The voltage translation circuit to take the 5 volt swing from the PIC and make i
t into a fast 10 volt swing with high current drive capability uses a number of
parts, so there are now mosfet driver circuits to do that for you.  However you
would do better by getting some "logic level" mosfets that turn completely on at
5 volts, such as the International Rectifier IRL series.  The IRLIZ24N is a 55
volt device, on resistance is 0.06 Ohms!, and rated for 14 Amps continuous.  The
re are lots of others in that series that should work fine in your circuit.
The IRL540N is my favorite, 100 Volts, .044 Ohms On, 30 Amps continuous, and Dig
ikey sells them at \$1.41 each when you buy 10.

The PDF file for the  3055E mosfet you are using can be found at:
www.st.com/stonline/books/pdf/docs/3036.pdf
Regards,
Ron Fial

--------------------------------------------
At 01:15 PM 6/25/98 +1000, you wrote:
{Quote hidden}

At 11:35 AM 6/25/98 +1000, you wrote:
{Quote hidden}

Regards,
Ron Fial

Hi,

the connection between caffeine and the frequency limit of flicker
detection of the retina fascinates me (I believe it and I think I had
experienced it). Can you give me some reference?

Imre

On Thu, 25 Jun 1998, James Cameron wrote:

{Quote hidden}

Thanks all,

Further diagnosis revealed the MOSFET is not turning fully on; given a
stable 5V gate voltage, it still reached 440C at 120C ambient.  Given
the drain voltage of 14V, it was happy and ran cool; 270C.

I'll go buy ten logic-level MOSFETs.  Any Australians know a good, cheap
source of these things?  Not rich enough to try Farnell yet, though
they do list the IRLZ24 and IRL540 mentioned by Ron Fial.

http://www.ozemail.com.au/~oatley lists a 2SK2175 which they claim is
logic-level, http://www.st.com/ equates it with one of their logic-level
devices.  Where would I look for data on 2SK2175?  Recommendations
welcome for a good searching site.

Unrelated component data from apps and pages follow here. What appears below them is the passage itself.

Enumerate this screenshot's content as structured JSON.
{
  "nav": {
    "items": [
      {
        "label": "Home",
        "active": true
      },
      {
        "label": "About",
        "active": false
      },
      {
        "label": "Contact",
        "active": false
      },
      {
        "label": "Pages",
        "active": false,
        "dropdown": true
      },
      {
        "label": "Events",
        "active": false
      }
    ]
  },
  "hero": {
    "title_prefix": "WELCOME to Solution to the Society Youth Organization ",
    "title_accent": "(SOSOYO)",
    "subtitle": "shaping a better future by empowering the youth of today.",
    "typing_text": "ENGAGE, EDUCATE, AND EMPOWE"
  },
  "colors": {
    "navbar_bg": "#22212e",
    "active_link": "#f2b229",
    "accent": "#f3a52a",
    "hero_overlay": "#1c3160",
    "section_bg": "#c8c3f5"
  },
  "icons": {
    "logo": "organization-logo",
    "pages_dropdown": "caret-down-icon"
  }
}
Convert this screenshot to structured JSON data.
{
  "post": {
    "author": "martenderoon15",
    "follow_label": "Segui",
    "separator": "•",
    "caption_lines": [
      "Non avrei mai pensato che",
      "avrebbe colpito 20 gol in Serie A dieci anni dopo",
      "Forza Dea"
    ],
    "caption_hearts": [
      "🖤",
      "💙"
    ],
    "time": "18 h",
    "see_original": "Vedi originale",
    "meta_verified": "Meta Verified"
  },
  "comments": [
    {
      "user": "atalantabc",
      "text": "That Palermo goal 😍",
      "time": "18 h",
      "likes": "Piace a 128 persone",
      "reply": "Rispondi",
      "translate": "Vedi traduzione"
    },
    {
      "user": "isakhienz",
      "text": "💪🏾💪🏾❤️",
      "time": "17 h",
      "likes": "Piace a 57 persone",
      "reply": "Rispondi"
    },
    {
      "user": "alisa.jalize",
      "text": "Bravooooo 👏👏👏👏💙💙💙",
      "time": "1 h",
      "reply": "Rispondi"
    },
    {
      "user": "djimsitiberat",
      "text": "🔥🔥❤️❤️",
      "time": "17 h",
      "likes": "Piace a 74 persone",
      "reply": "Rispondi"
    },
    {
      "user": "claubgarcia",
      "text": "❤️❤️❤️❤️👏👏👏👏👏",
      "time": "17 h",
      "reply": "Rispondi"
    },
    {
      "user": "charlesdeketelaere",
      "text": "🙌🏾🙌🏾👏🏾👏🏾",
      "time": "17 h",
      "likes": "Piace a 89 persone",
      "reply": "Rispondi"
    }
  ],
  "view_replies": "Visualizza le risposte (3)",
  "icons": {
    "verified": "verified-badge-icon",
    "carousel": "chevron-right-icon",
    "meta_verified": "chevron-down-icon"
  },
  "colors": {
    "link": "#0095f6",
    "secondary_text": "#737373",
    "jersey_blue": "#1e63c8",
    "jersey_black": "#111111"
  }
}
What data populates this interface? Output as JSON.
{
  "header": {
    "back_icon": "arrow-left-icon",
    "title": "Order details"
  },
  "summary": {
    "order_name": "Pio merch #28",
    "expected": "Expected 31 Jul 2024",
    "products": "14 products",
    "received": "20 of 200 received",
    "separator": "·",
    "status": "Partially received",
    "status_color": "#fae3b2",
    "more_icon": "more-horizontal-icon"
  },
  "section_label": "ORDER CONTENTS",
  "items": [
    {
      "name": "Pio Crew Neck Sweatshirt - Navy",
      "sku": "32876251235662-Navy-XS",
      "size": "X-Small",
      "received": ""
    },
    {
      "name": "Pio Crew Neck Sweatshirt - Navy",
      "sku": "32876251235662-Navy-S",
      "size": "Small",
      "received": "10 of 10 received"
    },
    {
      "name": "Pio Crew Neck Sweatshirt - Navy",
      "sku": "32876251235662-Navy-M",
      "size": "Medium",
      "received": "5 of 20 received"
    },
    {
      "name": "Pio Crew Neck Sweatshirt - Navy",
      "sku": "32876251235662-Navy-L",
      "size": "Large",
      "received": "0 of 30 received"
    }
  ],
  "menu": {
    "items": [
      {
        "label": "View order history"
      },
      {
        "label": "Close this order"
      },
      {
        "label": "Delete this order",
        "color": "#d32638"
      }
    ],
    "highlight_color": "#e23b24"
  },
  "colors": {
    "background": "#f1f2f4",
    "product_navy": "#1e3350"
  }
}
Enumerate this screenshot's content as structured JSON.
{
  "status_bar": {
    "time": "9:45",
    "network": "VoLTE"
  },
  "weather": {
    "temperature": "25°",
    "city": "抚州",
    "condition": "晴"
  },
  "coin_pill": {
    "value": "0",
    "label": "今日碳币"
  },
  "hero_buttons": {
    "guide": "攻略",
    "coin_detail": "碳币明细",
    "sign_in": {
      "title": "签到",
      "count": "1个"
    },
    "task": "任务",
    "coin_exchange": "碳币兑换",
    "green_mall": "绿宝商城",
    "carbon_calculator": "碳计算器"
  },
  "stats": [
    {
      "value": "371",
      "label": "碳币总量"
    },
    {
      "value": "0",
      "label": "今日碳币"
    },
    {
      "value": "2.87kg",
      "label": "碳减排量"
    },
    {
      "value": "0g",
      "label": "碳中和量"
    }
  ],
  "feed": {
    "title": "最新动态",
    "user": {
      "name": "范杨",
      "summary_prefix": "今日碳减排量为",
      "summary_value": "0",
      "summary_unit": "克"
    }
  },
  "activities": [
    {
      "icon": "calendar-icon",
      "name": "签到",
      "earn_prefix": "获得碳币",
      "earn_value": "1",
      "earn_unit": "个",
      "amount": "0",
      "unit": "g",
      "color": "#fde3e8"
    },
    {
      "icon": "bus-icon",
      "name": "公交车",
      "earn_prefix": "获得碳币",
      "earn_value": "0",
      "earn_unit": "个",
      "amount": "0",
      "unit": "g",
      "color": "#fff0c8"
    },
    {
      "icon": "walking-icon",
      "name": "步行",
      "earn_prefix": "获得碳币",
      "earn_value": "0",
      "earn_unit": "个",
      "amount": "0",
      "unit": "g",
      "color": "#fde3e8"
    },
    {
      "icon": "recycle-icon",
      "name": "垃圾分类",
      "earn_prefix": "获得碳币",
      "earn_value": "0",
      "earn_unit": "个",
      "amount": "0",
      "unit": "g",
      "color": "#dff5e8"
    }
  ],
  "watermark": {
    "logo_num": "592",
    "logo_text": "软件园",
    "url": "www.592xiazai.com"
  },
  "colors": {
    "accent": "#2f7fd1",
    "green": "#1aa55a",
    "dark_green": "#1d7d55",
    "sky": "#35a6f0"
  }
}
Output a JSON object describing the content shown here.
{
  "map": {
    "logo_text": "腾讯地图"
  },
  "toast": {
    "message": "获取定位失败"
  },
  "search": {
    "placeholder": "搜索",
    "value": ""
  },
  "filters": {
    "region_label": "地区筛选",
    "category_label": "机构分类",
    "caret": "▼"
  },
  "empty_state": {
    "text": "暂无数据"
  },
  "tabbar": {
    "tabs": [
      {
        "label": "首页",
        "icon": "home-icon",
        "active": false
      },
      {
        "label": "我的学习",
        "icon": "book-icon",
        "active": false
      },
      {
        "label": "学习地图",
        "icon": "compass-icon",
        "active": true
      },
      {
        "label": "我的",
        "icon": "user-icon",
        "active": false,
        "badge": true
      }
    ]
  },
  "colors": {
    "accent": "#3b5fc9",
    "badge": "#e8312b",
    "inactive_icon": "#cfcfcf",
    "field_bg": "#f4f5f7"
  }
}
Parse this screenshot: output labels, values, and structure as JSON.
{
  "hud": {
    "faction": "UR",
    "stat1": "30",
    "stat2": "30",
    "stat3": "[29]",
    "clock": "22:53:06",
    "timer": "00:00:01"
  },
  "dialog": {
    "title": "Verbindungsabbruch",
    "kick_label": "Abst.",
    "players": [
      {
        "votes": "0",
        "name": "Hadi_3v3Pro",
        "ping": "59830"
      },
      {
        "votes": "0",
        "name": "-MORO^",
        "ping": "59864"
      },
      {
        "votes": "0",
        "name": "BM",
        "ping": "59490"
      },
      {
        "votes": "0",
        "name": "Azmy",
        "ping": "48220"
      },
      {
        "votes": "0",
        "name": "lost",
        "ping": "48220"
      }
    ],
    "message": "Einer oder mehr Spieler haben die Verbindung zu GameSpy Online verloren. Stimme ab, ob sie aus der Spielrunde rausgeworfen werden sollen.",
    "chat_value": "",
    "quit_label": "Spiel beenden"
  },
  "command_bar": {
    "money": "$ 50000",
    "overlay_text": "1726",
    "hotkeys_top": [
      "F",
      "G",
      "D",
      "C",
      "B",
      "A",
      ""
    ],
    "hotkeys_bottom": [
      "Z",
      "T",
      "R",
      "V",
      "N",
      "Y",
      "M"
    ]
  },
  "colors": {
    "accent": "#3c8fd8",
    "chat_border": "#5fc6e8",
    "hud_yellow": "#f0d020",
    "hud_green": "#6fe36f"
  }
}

I think I'll try a lower PWM frequency though; be kinder to any other

--
James Cameron                              (james.camerondigital.com)
Digital Equipment Corporation (Australia) Pty. Ltd. A.C.N. 000 446 800

>
>Further diagnosis revealed the MOSFET is not turning fully on; given a
>stable 5V gate voltage, it still reached 440C at 120C ambient.  Given
>the drain voltage of 14V, it was happy and ran cool; 270C.

^^^^^^^^^^^^^^

THIS IS COOL???????

Calvin

{Quote hidden}

>>Further diagnosis revealed the MOSFET is not turning fully on; given a
>>stable 5V gate voltage, it still reached 440C at 120C ambient.  Given
>>the drain voltage of 14V, it was happy and ran cool; 270C.
>
>                                            ^^^^^^^^^^^^^^
>
>THIS IS COOL???????
>
>Calvin

That was my reaction, I was thinking it had to be a misprint.
If it's real, something's still very wrong.
Is the source at zero volts?

270C is also AFAIK, WAY beyond the thermal limits!

{Still looking for data on 2SK2175 MOSFETs}

> Further diagnosis revealed the MOSFET is not turning fully on; given a
> stable 5V gate voltage, it still reached 440C at 120C ambient.  Given
> the drain voltage of 14V, it was happy and ran cool; 270C.

Calvin wrote:
>                                             ^^^^^^^^^^^^^^
> THIS IS COOL???????

And his mail software is

X-Mailer: Microsoft Outlook Express 4.72.2106.4

There appears to have been a fallback character translation, from the
degrees symbol "0" [a superscripted circle] to a zero "0".  I have a
choice of sending this international standard character as either
eight-bit or quoted-printable.  I'd love to know whether the source of
this translation is my mail client (Netscape Communicator), the
distribution list server, or Microsoft Outlook Express.

I know where I'd place my bets.

"If you haven't got the source code, you haven't got the software."

--
James Cameron                              (james.camerondigital.com)
Digital Equipment Corporation (Australia) Pty. Ltd. A.C.N. 000 446 800

Anyone know any good data sheet indexes on the web?

James Cameron wrote:
> I know where I'd place my bets.

I lost the bet.  ;-(  A messsage to myself shows the degrees symbol is
converted.  I've turned on "quoted-printable MIME encoding" feature of
Netscape Communicator's preferences, and so this message should be in
that format.

Here is a set of six degrees symbols "¡¡¡¡¡¡" in ISO8859 character set.

If they appeared to you as a row of equals signs and "B0", then your
mail client does not understand this format.  Let me know by direct